A key focus of my work is to explore how art can open up new realms of thinking which consider the body as a contested site of knowledge. This process enables an aesthetic space to reveal representational frameworks and explore ethical presence through the temporality and materiality of the image. My work attempts to engage the viewer-witness with realities of visual subjectivity by developing themes which focus on traumatic images, event, monumentality and alterity through the unconscious dimensions of the image.
This practice-based research considers how disciplines such as art, medicine, film and AI all employ assumptions about what counts as an authentic representation of a sick body. A key feature of these perspectives is a focus on vision in a way that ‘objectively’ represents subjective narrative. To what extent can something as close to home as embodied pain become image and in the case of medical imaging, an image-script that then comes to precede the patient and their lived experience? How can pain be articulated by a computational algorithm which promises to reveal secrets of one’s own body?

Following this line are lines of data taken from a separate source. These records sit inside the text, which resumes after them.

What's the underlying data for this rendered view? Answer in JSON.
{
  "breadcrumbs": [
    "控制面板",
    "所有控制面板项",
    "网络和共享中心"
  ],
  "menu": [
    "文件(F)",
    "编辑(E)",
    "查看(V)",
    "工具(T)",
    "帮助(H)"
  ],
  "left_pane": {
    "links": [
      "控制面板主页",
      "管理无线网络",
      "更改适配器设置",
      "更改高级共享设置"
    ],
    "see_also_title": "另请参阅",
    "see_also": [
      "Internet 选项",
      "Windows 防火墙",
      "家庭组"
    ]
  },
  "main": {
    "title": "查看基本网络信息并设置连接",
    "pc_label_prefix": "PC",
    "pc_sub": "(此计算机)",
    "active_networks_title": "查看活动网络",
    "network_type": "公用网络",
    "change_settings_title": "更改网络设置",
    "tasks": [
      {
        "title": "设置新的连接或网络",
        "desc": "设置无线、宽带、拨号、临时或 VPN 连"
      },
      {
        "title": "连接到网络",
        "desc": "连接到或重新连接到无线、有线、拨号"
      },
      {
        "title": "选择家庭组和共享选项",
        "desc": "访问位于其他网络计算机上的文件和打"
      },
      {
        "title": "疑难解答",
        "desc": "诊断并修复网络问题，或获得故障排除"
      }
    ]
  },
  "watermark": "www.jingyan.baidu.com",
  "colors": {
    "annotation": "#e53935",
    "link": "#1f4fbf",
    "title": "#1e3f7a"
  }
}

As a storyteller working in film, the focus of this research is this image-script and what the scanner - mediated as camera apparatus - gives forth. Medical imaging sets out to digitally ‘flay’ the human, troubling that crucial boundary of selfhood. What constitutes a picture of health in an age of machine learning depends on a ‘penetrating’ gaze that is highly coded, and functions across the territory of the patient and the cultural field. I am investigating how the scientific image becomes a source of authority - with wider implications on the experience of the neoliberal, cultural body - while the experience of the scanner offers a stage for the projection of fantasies and desires. The research de-territorialises the medical image to explore the aesthetic and political implications of scanning the pained, vulnerable body on contemporary image-making, and on questions of myth-making and biopolitical reality.